- There's lots of articles out there that contradict each other:
- exercise isn't good for you, can make you fatter, can cause you to eat more
- exercise makes you burn fat, so exercise more
- exercise makes you eat more, so exercise less
- do this cardio exercise and you'll burn the most fat
- building muscle helps you lose fat, so lift weights
- jog 5 miles a day and you're guaranteed to lose weight
- don't jog it's bad for your joints
- walk at a moderate pace for 30 minutes a day
- workout 3 times a week for 30 minutes each time
- workout 7 days a week for an hour each time, sweating til you drop
The answer is actually pretty simple, but finding your answer takes time and effort, and maybe a lot of trial and error.
Because the truth is, none of the above is true, and all of the above is true. You see, not everything will work for everyone, as several studies indicate. Some things that work really well for one person, are not necessarily going to work well for another.

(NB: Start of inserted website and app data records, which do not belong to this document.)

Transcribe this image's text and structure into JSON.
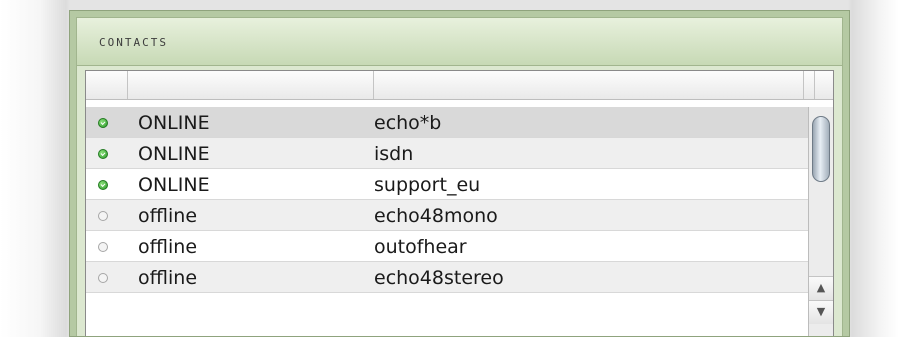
{
  "panel": {
    "title": "CONTACTS"
  },
  "contacts": [
    {
      "status": "ONLINE",
      "name": "echo*b",
      "online": true,
      "selected": true
    },
    {
      "status": "ONLINE",
      "name": "isdn",
      "online": true
    },
    {
      "status": "ONLINE",
      "name": "support_eu",
      "online": true
    },
    {
      "status": "offline",
      "name": "echo48mono",
      "online": false
    },
    {
      "status": "offline",
      "name": "outofhear",
      "online": false
    },
    {
      "status": "offline",
      "name": "echo48stereo",
      "online": false
    }
  ],
  "scrollbar": {
    "up_glyph": "▲",
    "down_glyph": "▼"
  },
  "colors": {
    "panel_green": "#b5c9a3",
    "online_green": "#2c9a2a",
    "selected_row": "#d9d9d9"
  }
}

Take this woman (Exercise Mistakes I used to Make) ... she says she pretty much exercised to death and was unhappy, and really got nowhere. She changes her form of exercise and that made a difference. What she does works for her, but that wouldn't work for me. I've already done what she's doing, and got nowhere doing that. To be fair, she's done a lot of other things (health wise) that also wouldn't work for me, BUT, they work for her. She had to find out by trial and error.
Exercise May Pile on the Pounds - Daily Mail) and wonder, right? Women's Health Magazine (Can Exercise Make you Gain Weight) researches some studies and notes that sometimes, even in the studies, some data is lacking and it's that data which might make a difference in the actual outcome or results from the studies (worth reading so please do).
Not everything is as it appears, even when you read well written articles!
So ... what to do? That of course, has to be up to you. Not up to me, or to any other article you read. If you're very sedentary, it's probably not good to start off with a 1-hour sweat-til-you-drop workout.
The best thing is to see your doctor first. If you haven't had a physical in a while, it's a good idea. You wouldn't want any hidden or undiagnosed health condition to be made worse by starting a workout regimen that involves things you shouldn't do.
After my husband's last 5 years of surgeries I made him talk to his surgeons and oncologist when I realized he was probably pushing himself a little too much. As a result, we altered his workout routine to remove the leg press because it puts too much pressure on replaced hip joints, the vertical knee raises and chin ups (back and neck surgery and degenerative disc disease), a slower pace on the treadmill, and build muscle with a lesser weight (for now). If he hadn't checked with his doctors, he could be in the hospital having his hip replacement replaced again!
Talk with your doctor to find out what level you should begin at. Then, seriously, get a trainer to get started.
I started out on my own (years ago) and was doing okay but most of the gym machines intimidated me. I hired a good trainer (he was pushy, no guff) for 8 weeks (twice a week). Before we started, we discussed my health, my goals, what I'd accomplished so far (weight loss), what exercise I'd been doing at what levels, and he gave me a trial routine to test my strength and my flexibility, then, taking into account my health issues, worked out a progressive routine.
It was worth the money to get the trainer. I never once regretted spending it.
Unfortunately, I can't tell you what's going to work for you. What I did might not be what you need to accomplish your goals. It's trial and error ... and some things will work "at first" and you might have to change to others later.
We change, our bodies change, our eating habits change and we need to adapt our routines with them.
Does it seem daunting? Yeah, I know. It probably does. But the journey you take to get there isn't much different than life ... we learn as we go. If you really want to, you can do it.